New advanced manufacturing study stresses education
Well-educated workforce ‘matters more than any other single factor in the health of advanced manufacturing firms’
New Hampshire and the rest of the United States will have to build a highly educated workforce in order to support the growing advanced manufacturing sector, according to a study from Ball State University in Indiana.
The study was conducted by the University’s Center for Business and Economic Research in partnership with Conexus Indiana, an advanced manufacturing initiative. The research used occupational employment information from the Bureau of Labor Statistics to track the growth of various advanced manufacturing fields since 2004.
According to the research, white-collar and STEM employment comprised most of the growth in the advanced manufacturing industry throughout the country, while blue-collar employment either fell or stayed the same. The report concluded that this indicates “a well-educated and ready workforce matters more than any other single factor in the health of advanced manufacturing firms.”

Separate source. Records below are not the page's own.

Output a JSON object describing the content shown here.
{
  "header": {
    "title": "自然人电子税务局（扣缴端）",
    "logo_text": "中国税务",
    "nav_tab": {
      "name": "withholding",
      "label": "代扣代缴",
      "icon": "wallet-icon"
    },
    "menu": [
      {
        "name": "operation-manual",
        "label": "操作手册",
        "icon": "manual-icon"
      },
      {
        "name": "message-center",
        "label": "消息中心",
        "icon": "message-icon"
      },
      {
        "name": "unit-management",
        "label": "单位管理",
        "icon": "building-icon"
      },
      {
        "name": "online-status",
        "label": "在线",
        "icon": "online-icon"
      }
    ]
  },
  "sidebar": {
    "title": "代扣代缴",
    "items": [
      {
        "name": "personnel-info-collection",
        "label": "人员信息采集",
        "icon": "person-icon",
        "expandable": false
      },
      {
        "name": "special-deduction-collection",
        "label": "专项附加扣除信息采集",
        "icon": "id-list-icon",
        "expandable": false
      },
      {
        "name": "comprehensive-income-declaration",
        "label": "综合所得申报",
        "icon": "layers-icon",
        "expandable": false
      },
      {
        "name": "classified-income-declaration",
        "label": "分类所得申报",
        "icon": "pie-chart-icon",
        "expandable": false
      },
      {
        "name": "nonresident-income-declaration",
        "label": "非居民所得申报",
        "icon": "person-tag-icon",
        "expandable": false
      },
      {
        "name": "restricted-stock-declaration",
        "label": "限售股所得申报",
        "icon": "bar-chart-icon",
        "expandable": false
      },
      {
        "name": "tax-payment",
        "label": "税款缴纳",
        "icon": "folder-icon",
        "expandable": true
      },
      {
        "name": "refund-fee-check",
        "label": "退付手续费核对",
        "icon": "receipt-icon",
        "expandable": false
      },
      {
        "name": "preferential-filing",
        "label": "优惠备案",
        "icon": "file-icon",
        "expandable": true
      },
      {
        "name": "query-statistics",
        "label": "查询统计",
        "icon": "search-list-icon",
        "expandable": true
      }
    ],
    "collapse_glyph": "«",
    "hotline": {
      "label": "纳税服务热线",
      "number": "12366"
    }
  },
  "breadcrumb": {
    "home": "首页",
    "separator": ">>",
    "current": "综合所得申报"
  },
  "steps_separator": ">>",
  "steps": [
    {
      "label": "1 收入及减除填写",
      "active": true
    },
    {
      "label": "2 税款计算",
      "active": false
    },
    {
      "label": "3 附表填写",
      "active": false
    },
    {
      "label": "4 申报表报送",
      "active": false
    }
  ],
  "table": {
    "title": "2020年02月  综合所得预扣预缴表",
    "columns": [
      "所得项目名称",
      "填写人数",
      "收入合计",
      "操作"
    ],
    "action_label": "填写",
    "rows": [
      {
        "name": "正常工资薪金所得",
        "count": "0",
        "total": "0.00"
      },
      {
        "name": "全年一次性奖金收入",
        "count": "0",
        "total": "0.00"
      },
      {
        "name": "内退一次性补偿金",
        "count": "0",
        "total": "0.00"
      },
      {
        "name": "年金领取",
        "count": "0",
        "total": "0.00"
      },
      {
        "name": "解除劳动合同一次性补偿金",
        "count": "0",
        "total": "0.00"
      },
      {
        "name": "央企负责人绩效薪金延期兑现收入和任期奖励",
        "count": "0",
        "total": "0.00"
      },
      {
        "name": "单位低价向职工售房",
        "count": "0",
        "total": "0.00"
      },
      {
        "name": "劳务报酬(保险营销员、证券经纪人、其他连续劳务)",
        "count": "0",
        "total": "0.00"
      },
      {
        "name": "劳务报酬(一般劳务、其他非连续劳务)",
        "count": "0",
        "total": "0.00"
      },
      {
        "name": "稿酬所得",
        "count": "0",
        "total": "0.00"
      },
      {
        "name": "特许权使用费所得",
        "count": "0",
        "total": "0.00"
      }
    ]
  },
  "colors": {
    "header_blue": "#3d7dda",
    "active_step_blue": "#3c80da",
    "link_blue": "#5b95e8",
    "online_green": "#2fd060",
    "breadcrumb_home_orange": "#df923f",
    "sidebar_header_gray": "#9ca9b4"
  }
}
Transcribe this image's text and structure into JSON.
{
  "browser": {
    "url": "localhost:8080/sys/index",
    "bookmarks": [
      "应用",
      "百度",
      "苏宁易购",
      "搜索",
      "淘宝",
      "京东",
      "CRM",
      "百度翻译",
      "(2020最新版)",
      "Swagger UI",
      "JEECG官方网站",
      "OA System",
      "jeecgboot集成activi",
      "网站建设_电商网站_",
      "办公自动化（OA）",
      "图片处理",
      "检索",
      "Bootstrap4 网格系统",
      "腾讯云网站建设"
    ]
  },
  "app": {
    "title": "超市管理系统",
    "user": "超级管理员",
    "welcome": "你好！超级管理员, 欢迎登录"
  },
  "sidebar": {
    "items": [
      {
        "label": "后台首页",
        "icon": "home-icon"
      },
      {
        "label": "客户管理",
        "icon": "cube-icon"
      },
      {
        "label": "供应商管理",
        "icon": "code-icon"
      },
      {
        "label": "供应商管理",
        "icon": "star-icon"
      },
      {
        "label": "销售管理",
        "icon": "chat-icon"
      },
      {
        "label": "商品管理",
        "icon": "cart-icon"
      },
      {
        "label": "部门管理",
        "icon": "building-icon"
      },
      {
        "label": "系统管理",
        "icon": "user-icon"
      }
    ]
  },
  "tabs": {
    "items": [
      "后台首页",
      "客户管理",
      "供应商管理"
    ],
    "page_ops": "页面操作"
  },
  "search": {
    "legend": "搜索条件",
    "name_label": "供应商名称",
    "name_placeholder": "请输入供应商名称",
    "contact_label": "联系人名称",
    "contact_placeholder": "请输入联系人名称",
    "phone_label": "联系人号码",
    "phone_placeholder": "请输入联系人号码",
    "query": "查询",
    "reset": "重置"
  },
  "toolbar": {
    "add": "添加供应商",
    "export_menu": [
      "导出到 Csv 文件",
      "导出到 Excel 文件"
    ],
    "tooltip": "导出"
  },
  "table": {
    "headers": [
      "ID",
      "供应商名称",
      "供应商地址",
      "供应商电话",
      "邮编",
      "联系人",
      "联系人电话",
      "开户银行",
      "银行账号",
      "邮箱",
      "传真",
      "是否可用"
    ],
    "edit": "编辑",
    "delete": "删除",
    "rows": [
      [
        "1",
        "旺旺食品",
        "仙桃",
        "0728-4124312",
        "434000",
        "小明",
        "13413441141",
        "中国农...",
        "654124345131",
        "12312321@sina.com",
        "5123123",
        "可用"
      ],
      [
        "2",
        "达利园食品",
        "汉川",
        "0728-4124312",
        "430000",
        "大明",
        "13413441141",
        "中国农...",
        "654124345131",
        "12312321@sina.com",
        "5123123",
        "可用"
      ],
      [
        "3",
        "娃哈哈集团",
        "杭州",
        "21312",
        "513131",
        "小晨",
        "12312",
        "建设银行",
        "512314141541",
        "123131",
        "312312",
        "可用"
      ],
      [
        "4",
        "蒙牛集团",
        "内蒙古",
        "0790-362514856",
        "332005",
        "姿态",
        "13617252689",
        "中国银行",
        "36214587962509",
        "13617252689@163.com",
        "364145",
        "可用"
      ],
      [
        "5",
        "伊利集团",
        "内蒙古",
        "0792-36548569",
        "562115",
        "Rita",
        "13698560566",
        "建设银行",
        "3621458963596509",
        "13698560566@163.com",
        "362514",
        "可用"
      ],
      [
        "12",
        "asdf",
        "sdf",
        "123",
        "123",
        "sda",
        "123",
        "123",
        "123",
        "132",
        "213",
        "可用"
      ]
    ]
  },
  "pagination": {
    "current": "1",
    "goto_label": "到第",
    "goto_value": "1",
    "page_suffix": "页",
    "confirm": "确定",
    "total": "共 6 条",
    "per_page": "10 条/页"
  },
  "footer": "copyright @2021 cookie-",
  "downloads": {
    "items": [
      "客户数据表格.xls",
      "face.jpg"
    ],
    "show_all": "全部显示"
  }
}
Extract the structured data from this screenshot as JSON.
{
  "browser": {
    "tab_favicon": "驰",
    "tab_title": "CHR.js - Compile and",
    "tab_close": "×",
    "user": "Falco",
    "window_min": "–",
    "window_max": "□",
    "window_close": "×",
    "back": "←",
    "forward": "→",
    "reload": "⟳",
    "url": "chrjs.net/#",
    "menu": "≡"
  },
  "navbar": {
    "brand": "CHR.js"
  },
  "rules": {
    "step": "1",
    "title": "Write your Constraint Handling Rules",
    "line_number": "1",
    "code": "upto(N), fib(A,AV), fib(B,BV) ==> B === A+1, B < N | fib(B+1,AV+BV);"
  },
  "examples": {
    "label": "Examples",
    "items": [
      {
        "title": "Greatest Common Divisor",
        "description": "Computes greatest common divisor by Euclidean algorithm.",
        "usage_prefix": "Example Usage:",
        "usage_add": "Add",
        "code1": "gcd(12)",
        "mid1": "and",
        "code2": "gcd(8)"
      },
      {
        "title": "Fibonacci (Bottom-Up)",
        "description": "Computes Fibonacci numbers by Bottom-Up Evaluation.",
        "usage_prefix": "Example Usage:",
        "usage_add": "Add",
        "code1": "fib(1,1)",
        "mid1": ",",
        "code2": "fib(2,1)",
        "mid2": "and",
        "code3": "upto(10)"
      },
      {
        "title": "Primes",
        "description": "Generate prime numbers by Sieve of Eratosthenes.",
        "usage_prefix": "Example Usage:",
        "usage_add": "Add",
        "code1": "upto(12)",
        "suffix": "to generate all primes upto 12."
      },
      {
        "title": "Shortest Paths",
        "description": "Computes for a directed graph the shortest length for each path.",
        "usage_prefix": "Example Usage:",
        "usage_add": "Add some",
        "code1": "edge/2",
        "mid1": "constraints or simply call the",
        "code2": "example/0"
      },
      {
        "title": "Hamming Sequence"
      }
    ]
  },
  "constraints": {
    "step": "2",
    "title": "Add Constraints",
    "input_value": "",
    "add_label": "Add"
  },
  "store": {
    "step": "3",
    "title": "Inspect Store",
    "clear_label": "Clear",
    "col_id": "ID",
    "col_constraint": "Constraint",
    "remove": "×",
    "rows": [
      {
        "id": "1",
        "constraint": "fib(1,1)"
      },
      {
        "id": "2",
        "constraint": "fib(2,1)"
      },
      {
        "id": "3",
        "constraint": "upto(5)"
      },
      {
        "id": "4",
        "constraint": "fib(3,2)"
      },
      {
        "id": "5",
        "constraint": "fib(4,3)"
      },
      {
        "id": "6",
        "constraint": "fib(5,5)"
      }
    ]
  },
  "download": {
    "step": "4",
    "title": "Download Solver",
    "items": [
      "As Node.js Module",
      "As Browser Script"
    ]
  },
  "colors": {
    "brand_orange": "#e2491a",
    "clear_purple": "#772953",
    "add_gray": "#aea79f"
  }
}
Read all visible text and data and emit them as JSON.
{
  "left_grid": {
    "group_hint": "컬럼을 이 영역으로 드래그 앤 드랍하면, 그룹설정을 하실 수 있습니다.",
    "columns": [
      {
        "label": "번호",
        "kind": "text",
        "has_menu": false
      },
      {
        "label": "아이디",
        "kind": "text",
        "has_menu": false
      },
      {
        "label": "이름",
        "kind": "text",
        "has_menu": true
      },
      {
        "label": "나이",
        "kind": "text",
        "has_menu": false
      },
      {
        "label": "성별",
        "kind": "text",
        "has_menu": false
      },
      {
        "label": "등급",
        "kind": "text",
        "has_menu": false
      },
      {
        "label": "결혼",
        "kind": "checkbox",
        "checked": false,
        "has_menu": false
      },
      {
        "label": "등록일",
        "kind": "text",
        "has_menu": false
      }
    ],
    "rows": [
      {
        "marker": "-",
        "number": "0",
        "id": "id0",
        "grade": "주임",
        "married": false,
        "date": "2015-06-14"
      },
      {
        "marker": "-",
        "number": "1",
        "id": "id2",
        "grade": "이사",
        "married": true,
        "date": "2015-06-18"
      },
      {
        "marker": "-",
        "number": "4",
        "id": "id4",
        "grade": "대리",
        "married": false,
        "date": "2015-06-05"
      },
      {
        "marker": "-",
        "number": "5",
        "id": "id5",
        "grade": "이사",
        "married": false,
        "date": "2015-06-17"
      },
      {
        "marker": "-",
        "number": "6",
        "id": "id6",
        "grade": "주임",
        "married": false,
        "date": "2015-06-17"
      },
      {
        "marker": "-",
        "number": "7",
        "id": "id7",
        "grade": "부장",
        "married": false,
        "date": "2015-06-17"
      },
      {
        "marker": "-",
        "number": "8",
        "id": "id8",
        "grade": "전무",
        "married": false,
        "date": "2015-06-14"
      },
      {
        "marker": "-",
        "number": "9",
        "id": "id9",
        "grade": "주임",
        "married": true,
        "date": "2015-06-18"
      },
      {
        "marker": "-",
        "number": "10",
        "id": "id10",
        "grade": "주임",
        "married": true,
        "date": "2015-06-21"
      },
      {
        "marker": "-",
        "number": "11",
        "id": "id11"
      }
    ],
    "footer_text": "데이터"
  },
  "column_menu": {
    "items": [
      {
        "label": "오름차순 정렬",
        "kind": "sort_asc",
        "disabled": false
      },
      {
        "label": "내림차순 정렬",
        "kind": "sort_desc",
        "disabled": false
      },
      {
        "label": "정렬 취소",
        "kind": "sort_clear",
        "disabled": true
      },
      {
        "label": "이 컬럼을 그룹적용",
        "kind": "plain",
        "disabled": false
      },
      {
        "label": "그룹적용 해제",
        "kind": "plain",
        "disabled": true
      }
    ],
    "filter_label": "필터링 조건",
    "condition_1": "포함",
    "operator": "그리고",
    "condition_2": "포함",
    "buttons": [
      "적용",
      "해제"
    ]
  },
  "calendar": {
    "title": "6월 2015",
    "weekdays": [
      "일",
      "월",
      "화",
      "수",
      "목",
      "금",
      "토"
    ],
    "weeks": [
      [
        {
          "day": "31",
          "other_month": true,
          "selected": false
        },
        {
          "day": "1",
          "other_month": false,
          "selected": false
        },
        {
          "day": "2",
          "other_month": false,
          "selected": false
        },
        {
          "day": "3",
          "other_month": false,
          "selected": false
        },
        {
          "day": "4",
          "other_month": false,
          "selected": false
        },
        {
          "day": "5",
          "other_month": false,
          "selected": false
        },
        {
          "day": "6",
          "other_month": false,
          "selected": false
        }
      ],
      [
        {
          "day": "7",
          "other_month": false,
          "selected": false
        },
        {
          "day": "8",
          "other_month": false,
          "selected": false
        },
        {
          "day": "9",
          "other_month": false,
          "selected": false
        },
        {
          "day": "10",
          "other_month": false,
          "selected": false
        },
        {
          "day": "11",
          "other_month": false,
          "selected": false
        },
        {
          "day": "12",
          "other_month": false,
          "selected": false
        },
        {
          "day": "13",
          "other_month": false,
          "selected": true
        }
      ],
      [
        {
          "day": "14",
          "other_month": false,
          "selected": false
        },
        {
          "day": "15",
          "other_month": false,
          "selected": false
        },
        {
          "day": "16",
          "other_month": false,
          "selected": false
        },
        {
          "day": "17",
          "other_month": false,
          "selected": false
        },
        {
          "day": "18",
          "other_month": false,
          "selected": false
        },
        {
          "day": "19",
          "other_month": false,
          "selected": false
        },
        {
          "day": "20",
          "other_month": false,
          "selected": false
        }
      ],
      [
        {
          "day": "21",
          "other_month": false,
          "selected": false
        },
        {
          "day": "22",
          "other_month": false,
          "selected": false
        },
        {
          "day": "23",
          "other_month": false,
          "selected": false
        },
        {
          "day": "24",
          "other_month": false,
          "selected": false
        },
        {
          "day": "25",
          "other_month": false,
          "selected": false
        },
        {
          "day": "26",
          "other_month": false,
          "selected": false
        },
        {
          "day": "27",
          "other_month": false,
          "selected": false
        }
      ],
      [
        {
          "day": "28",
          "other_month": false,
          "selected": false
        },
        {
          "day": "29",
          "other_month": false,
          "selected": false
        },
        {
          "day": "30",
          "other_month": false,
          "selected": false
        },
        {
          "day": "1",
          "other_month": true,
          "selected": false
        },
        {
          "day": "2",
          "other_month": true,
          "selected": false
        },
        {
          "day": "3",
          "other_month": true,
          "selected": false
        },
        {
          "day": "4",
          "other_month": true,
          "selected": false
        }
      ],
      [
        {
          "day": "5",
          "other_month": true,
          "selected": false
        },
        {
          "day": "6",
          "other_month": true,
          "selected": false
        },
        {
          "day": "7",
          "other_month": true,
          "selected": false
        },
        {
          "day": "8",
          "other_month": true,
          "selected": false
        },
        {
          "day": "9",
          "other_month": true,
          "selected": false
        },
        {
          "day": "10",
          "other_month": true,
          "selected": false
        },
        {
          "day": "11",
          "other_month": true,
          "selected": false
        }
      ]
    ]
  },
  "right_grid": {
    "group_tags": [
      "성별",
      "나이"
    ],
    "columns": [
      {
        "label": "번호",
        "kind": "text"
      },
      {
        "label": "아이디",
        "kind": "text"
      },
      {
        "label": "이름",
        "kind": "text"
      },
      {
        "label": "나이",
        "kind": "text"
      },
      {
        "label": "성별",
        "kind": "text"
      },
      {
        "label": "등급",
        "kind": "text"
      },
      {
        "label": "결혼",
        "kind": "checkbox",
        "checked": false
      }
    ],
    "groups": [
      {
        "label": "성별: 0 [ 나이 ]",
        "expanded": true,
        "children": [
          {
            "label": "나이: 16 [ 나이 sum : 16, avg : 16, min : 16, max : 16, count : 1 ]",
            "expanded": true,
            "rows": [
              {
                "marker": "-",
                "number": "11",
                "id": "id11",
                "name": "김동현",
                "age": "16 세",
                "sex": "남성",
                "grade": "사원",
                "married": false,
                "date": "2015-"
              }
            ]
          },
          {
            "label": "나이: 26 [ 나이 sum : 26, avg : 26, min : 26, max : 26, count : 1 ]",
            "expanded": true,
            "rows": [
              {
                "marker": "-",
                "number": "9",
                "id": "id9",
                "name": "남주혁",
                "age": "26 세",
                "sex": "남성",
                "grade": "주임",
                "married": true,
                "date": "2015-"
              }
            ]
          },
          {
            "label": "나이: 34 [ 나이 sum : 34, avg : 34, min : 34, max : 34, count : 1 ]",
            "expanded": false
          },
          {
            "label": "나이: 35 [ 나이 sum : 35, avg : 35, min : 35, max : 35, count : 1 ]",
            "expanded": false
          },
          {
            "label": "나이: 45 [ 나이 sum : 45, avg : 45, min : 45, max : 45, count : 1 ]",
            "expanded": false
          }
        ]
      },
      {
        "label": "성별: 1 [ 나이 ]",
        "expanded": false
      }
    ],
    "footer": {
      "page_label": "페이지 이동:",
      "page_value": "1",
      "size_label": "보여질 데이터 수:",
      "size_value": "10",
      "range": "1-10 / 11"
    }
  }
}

In the study, New Hampshire was found to have a relatively high share of advanced manufacturing employment out of total manufacturing employment — between 40 and 50 percent — which also indicates a need for highly educated workers to fill those positions.
Val Zanchuk, chair of the Business and Industry Association of NH and president of the Jaffrey-based manufacturing company Graphicast, echoed the importance of education for advanced manufacturing as outlined in the study.
“Training and having a skilled workforce have always been a necessity,” he said. “Over time, the amount of technology on the floor changes … as companies advance, it requires skills that are evolving. You have to evolve with those changes.”
As previously reported in NH Business Review, a related Ball State study ranks each state in categories important to the advanced manufacturing industry, including “human capital” — the ability to generate enough workers, primarily through education. Measurements of human capital included factors like the first-year retention rate of community and technical colleges, the number of associates degrees awarded annually and the share of adults enrolled in adult basic education.
Though New Hampshire received an A in that category based on information from the National Center for Educational Statistics and the U.S. Census Bureau, some say the state’s ability to fill advanced manufacturing positions isn’t so cut-and-dried.
“Other factors that come into play are, are those folks all already working? Are the folks in the pipeline to work going to be available for the jobs that await them?” said Dr. Eric Feldborg, the state’s director of career and technical education. “The answer to those questions is no.”
Zanchuk has also seen the shortage of educated workers to fill much-needed advanced manufacturing positions.
“There’s a whole educational process, not only book learning, but also just getting the public to realize the importance of manufacturing to the New Hampshire economy,” he said.
Though the advanced manufacturing industry still struggles to find employees, the state has seen significant improvement over the past few years, according to NH Sen. Molly Kelly, D-Harrisville, who heads the governor’s Advanced Manufacturing Education Advisory Council.
Kelly said that collaboration between businesses and educators has led to significant progress in the advanced manufacturing sector, though that collaboration must continue in order to meet the needs of the advanced manufacturing industry.
“We’ve come a long way. In 2008, no one even knew what STEM meant, and now everyone is talking about it,” Kelly said. “But it didn’t just happen by itself. A lot of people came out of their separate silos and chose to work together … in moving forward. [They were] very creative. That’s what’s exciting about New Hampshire, and that’s what’s exciting about our country.”